WHAT THE EXERCISE ASKS: Line by line, copy out the data below exactly.

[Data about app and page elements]
- Opening Delimiter -
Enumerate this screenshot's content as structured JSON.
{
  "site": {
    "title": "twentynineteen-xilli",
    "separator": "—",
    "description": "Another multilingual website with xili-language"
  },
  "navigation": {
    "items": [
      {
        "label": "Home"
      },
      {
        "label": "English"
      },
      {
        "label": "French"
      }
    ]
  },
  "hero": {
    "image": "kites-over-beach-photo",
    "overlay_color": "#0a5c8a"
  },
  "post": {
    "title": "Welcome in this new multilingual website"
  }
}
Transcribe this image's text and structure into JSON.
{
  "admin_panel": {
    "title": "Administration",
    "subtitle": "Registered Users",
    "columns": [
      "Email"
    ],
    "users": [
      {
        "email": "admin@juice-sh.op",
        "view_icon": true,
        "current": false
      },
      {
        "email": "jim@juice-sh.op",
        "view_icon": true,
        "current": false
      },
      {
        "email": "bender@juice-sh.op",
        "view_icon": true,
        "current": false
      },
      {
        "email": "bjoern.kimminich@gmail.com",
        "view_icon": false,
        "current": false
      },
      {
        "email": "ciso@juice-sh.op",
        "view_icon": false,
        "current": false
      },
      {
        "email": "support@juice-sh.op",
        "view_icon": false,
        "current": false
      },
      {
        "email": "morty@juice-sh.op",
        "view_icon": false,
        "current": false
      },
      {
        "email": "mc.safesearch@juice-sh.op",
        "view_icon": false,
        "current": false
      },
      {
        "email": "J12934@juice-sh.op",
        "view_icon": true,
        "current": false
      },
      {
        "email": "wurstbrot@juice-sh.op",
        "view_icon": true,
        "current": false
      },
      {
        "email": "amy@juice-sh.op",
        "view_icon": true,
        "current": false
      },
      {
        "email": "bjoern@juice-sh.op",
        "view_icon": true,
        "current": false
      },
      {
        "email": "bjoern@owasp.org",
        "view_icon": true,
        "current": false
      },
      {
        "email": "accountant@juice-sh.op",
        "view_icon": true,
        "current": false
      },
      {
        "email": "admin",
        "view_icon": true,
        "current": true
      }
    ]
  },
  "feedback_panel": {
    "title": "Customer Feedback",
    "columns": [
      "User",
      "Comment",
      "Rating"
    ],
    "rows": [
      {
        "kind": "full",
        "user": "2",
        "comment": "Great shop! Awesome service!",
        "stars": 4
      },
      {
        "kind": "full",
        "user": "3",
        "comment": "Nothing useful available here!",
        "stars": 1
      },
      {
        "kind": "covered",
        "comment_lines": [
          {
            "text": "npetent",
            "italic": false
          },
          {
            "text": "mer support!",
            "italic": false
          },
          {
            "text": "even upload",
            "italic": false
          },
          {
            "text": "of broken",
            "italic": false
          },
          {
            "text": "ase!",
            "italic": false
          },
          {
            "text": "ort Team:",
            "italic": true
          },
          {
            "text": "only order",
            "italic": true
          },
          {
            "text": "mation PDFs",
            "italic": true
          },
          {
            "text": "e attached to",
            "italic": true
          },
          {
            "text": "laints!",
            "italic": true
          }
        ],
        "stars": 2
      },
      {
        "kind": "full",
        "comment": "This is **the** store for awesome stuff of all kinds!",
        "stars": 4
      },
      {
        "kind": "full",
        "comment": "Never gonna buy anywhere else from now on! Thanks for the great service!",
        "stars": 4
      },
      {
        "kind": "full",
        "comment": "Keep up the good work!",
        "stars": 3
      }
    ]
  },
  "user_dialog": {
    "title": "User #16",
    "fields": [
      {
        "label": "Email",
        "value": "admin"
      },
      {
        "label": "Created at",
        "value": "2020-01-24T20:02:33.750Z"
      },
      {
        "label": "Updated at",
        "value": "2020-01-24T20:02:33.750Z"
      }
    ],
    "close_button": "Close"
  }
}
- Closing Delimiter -
ANSWER TO THIS TASK:
Enumerate this screenshot's content as structured JSON.
{
  "site": {
    "title": "twentynineteen-xilli",
    "separator": "—",
    "description": "Another multilingual website with xili-language"
  },
  "navigation": {
    "items": [
      {
        "label": "Home"
      },
      {
        "label": "English"
      },
      {
        "label": "French"
      }
    ]
  },
  "hero": {
    "image": "kites-over-beach-photo",
    "overlay_color": "#0a5c8a"
  },
  "post": {
    "title": "Welcome in this new multilingual website"
  }
}
Transcribe this image's text and structure into JSON.
{
  "admin_panel": {
    "title": "Administration",
    "subtitle": "Registered Users",
    "columns": [
      "Email"
    ],
    "users": [
      {
        "email": "admin@juice-sh.op",
        "view_icon": true,
        "current": false
      },
      {
        "email": "jim@juice-sh.op",
        "view_icon": true,
        "current": false
      },
      {
        "email": "bender@juice-sh.op",
        "view_icon": true,
        "current": false
      },
      {
        "email": "bjoern.kimminich@gmail.com",
        "view_icon": false,
        "current": false
      },
      {
        "email": "ciso@juice-sh.op",
        "view_icon": false,
        "current": false
      },
      {
        "email": "support@juice-sh.op",
        "view_icon": false,
        "current": false
      },
      {
        "email": "morty@juice-sh.op",
        "view_icon": false,
        "current": false
      },
      {
        "email": "mc.safesearch@juice-sh.op",
        "view_icon": false,
        "current": false
      },
      {
        "email": "J12934@juice-sh.op",
        "view_icon": true,
        "current": false
      },
      {
        "email": "wurstbrot@juice-sh.op",
        "view_icon": true,
        "current": false
      },
      {
        "email": "amy@juice-sh.op",
        "view_icon": true,
        "current": false
      },
      {
        "email": "bjoern@juice-sh.op",
        "view_icon": true,
        "current": false
      },
      {
        "email": "bjoern@owasp.org",
        "view_icon": true,
        "current": false
      },
      {
        "email": "accountant@juice-sh.op",
        "view_icon": true,
        "current": false
      },
      {
        "email": "admin",
        "view_icon": true,
        "current": true
      }
    ]
  },
  "feedback_panel": {
    "title": "Customer Feedback",
    "columns": [
      "User",
      "Comment",
      "Rating"
    ],
    "rows": [
      {
        "kind": "full",
        "user": "2",
        "comment": "Great shop! Awesome service!",
        "stars": 4
      },
      {
        "kind": "full",
        "user": "3",
        "comment": "Nothing useful available here!",
        "stars": 1
      },
      {
        "kind": "covered",
        "comment_lines": [
          {
            "text": "npetent",
            "italic": false
          },
          {
            "text": "mer support!",
            "italic": false
          },
          {
            "text": "even upload",
            "italic": false
          },
          {
            "text": "of broken",
            "italic": false
          },
          {
            "text": "ase!",
            "italic": false
          },
          {
            "text": "ort Team:",
            "italic": true
          },
          {
            "text": "only order",
            "italic": true
          },
          {
            "text": "mation PDFs",
            "italic": true
          },
          {
            "text": "e attached to",
            "italic": true
          },
          {
            "text": "laints!",
            "italic": true
          }
        ],
        "stars": 2
      },
      {
        "kind": "full",
        "comment": "This is **the** store for awesome stuff of all kinds!",
        "stars": 4
      },
      {
        "kind": "full",
        "comment": "Never gonna buy anywhere else from now on! Thanks for the great service!",
        "stars": 4
      },
      {
        "kind": "full",
        "comment": "Keep up the good work!",
        "stars": 3
      }
    ]
  },
  "user_dialog": {
    "title": "User #16",
    "fields": [
      {
        "label": "Email",
        "value": "admin"
      },
      {
        "label": "Created at",
        "value": "2020-01-24T20:02:33.750Z"
      },
      {
        "label": "Updated at",
        "value": "2020-01-24T20:02:33.750Z"
      }
    ],
    "close_button": "Close"
  }
}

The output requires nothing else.